<<<<

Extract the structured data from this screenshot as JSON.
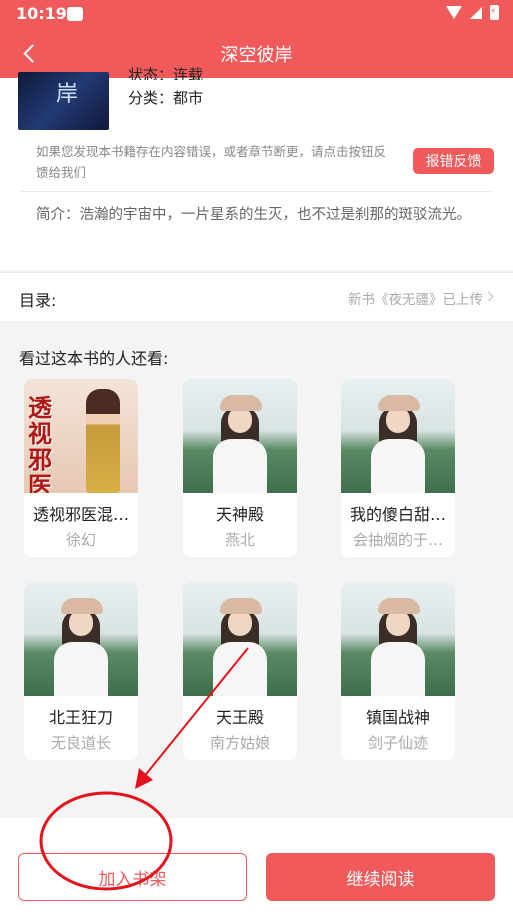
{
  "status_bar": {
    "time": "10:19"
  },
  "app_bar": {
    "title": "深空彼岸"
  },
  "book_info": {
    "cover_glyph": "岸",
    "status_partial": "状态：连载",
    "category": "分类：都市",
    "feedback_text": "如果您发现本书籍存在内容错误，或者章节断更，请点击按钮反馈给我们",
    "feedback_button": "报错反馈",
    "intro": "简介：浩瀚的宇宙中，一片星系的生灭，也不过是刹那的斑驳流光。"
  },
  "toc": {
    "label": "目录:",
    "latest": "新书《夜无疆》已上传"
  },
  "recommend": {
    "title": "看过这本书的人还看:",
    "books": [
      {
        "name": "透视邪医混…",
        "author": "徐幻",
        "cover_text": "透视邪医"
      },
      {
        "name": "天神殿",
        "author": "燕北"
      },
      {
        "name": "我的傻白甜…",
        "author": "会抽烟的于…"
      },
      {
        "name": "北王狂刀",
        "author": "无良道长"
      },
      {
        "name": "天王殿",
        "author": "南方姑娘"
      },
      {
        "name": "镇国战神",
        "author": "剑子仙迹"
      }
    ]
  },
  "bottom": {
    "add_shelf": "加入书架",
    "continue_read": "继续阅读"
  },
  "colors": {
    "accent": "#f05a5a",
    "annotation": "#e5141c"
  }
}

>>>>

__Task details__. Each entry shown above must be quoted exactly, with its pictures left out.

__Reply to the exercise__.
Extract the structured data from this screenshot as JSON.
{
  "status_bar": {
    "time": "10:19"
  },
  "app_bar": {
    "title": "深空彼岸"
  },
  "book_info": {
    "cover_glyph": "岸",
    "status_partial": "状态：连载",
    "category": "分类：都市",
    "feedback_text": "如果您发现本书籍存在内容错误，或者章节断更，请点击按钮反馈给我们",
    "feedback_button": "报错反馈",
    "intro": "简介：浩瀚的宇宙中，一片星系的生灭，也不过是刹那的斑驳流光。"
  },
  "toc": {
    "label": "目录:",
    "latest": "新书《夜无疆》已上传"
  },
  "recommend": {
    "title": "看过这本书的人还看:",
    "books": [
      {
        "name": "透视邪医混…",
        "author": "徐幻",
        "cover_text": "透视邪医"
      },
      {
        "name": "天神殿",
        "author": "燕北"
      },
      {
        "name": "我的傻白甜…",
        "author": "会抽烟的于…"
      },
      {
        "name": "北王狂刀",
        "author": "无良道长"
      },
      {
        "name": "天王殿",
        "author": "南方姑娘"
      },
      {
        "name": "镇国战神",
        "author": "剑子仙迹"
      }
    ]
  },
  "bottom": {
    "add_shelf": "加入书架",
    "continue_read": "继续阅读"
  },
  "colors": {
    "accent": "#f05a5a",
    "annotation": "#e5141c"
  }
}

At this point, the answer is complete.